Joyful Noise Records
Anyone else think that Sebadoh – or Lou Barlow’s music in general – is a bit like the later-period Mutton Birds? Nope? Just me? Okay. Anyway, I got that feeling again as soon as I started listening to Defend Yourself, particularly the first couple of tracks. Oh, I should clarify that this is no bad thing – I love The Mutton Birds, I rate McGlashan’s work outside and around the band as a songwriter too, so it’s just an observation. There’s something in the phrasing, and in some of the styling of the songs. Anyway…
By the time we get to Beat and the title track we have a slight hint of the final Husker Du albums, you know those ones you’re told not to like as much as the others but damn it all they’re still packed with some fine, fine tunes. Yeah, well same deal here really with Sebadoh’s first full-lengther in 14 years – it might not be as vital, as kooky, as cool as the band’s best grunge-era stuff but it’s certainly hard to fault.

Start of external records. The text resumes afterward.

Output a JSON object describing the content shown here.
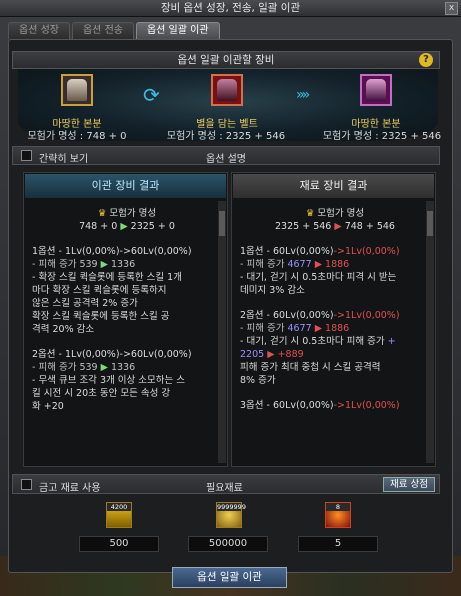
{
  "window": {
    "title": "장비 옵션 성장, 전송, 일괄 이관",
    "close_label": "x"
  },
  "tabs": [
    {
      "label": "옵션 성장"
    },
    {
      "label": "옵션 전송"
    },
    {
      "label": "옵션 일괄 이관"
    }
  ],
  "header": {
    "title": "옵션 일괄 이관할 장비",
    "help": "?"
  },
  "source_item": {
    "name": "마땅한 본분",
    "stat": "모험가 명성 : 748 + 0"
  },
  "material_item": {
    "name": "별을 담는 벨트",
    "stat": "모험가 명성 : 2325 + 546"
  },
  "result_item": {
    "name": "마땅한 본분",
    "stat": "모험가 명성 : 2325 + 546"
  },
  "options_bar": {
    "simple_view": "간략히 보기",
    "desc": "옵션 설명"
  },
  "left_panel": {
    "title": "이관 장비 결과",
    "fame_label": "모험가 명성",
    "fame_a": "748 + 0",
    "fame_arrow": "▶",
    "fame_b": "2325 + 0",
    "opt1_head": "1옵션 - 1Lv(0,00%)->60Lv(0,00%)",
    "opt1_dmg_label": "- 피해 증가 539",
    "opt1_dmg_arrow": "▶",
    "opt1_dmg_new": "1336",
    "opt1_l1": "- 확장 스킬 퀵슬롯에 등록한 스킬 1개",
    "opt1_l2": "마다 확장 스킬 퀵슬롯에 등록하지",
    "opt1_l3": "않은 스킬 공격력 2% 증가",
    "opt1_l4": "확장 스킬 퀵슬롯에 등록한 스킬 공",
    "opt1_l5": "격력 20% 감소",
    "opt2_head": "2옵션 - 1Lv(0,00%)->60Lv(0,00%)",
    "opt2_dmg_label": "- 피해 증가 539",
    "opt2_dmg_arrow": "▶",
    "opt2_dmg_new": "1336",
    "opt2_l1": "- 무색 큐브 조각 3개 이상 소모하는 스",
    "opt2_l2": "킬 시전 시 20초 동안 모든 속성 강",
    "opt2_l3": "화 +20"
  },
  "right_panel": {
    "title": "재료 장비 결과",
    "fame_label": "모험가 명성",
    "fame_a": "2325 + 546",
    "fame_arrow": "▶",
    "fame_b": "748 + 546",
    "opt1_head_a": "1옵션 - 60Lv(0,00%)",
    "opt1_head_b": "->1Lv(0,00%)",
    "opt1_dmg_label": "- 피해 증가",
    "opt1_dmg_old": "4677",
    "opt1_dmg_arrow": "▶",
    "opt1_dmg_new": "1886",
    "opt1_l1": "- 대기, 걷기 시 0.5초마다 피격 시 받는",
    "opt1_l2": "데미지 3% 감소",
    "opt2_head_a": "2옵션 - 60Lv(0,00%)",
    "opt2_head_b": "->1Lv(0,00%)",
    "opt2_dmg_label": "- 피해 증가",
    "opt2_dmg_old": "4677",
    "opt2_dmg_arrow": "▶",
    "opt2_dmg_new": "1886",
    "opt2_l1_a": "- 대기, 걷기 시 0.5초마다 피해 증가",
    "opt2_l1_b": "+",
    "opt2_l2_a": "2205",
    "opt2_l2_arrow": "▶",
    "opt2_l2_b": "+889",
    "opt2_l3": "피해 증가 최대 중첩 시 스킬 공격력",
    "opt2_l4": "8% 증가",
    "opt3_head_a": "3옵션 - 60Lv(0,00%)",
    "opt3_head_b": "->1Lv(0,00%)"
  },
  "materials_bar": {
    "use_gold": "금고 재료 사용",
    "title": "필요재료",
    "shop_button": "재료 상점"
  },
  "materials": [
    {
      "icon": "crystal-cube-icon",
      "tag": "4200",
      "qty": "500"
    },
    {
      "icon": "gold-coins-icon",
      "tag": "9999999",
      "qty": "500000"
    },
    {
      "icon": "fire-gem-icon",
      "tag": "8",
      "qty": "5"
    }
  ],
  "action_button": "옵션 일괄 이관"
}
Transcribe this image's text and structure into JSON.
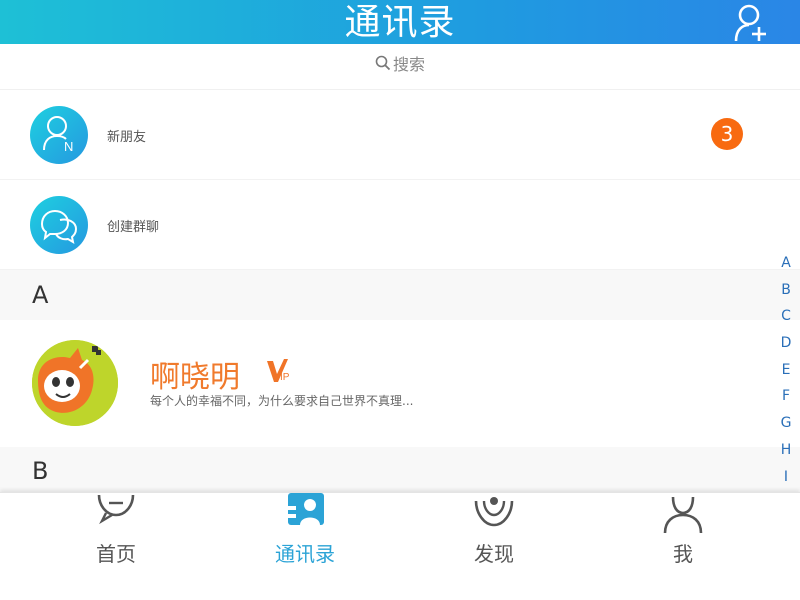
{
  "header": {
    "title": "通讯录",
    "add_icon": "add-user-icon"
  },
  "search": {
    "placeholder": "搜索",
    "icon": "search-icon"
  },
  "functions": [
    {
      "label": "新朋友",
      "icon": "user-n-icon",
      "badge": "3"
    },
    {
      "label": "创建群聊",
      "icon": "group-chat-icon"
    }
  ],
  "sections": [
    {
      "letter": "A",
      "contacts": [
        {
          "name": "啊晓明",
          "vip": "VIP",
          "signature": "每个人的幸福不同，为什么要求自己世界不真理..."
        }
      ]
    },
    {
      "letter": "B",
      "contacts": []
    }
  ],
  "alphabet": [
    "A",
    "B",
    "C",
    "D",
    "E",
    "F",
    "G",
    "H",
    "I"
  ],
  "tabs": [
    {
      "label": "首页",
      "icon": "chat-bubble-icon",
      "active": false
    },
    {
      "label": "通讯录",
      "icon": "contacts-icon",
      "active": true
    },
    {
      "label": "发现",
      "icon": "discover-icon",
      "active": false
    },
    {
      "label": "我",
      "icon": "person-icon",
      "active": false
    }
  ],
  "colors": {
    "header_start": "#1ec0d6",
    "header_end": "#2a86e6",
    "accent": "#2ba3d6",
    "badge": "#f86a10",
    "name": "#f07a2c",
    "index": "#2a6fb8"
  }
}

Barlow is perhaps in good spirits and fine form due to a new relationship – he’s also had his fill of playing with strong post-reunion offerings from Dinosaur Jr, but at any rate the best thing you can say about Defend Yourself – and this really is a good thing, a really good thing – is that there’s no duds, no filler. So Oxygen arrives with its reminders of early R.E.M. and Inquiries almost has a Replacements-like guitar scramble with a country-hick pisstake vocal, then Final Days is just bloody good bar-band stuff but at worst it’s still solid, impressively so.
You might not need this, they might not need to have done it but this is no Pixies-like fuck-up; there is no shitting on the legacy, no screwed up, misplaced sense of worth. This is a couple of buddies laying down a few new tunes in the style of how they once played. It’s neither desperate to retrace the steps entirely, nor hopeful of breaking stride to become something wonderful and so new – it’s just a good album from a good band. Usually that would seem like the ultimate lazy kiss-off of a review, but here it’s a happy note to end on. Just as this would be if the band didn’t bother with another.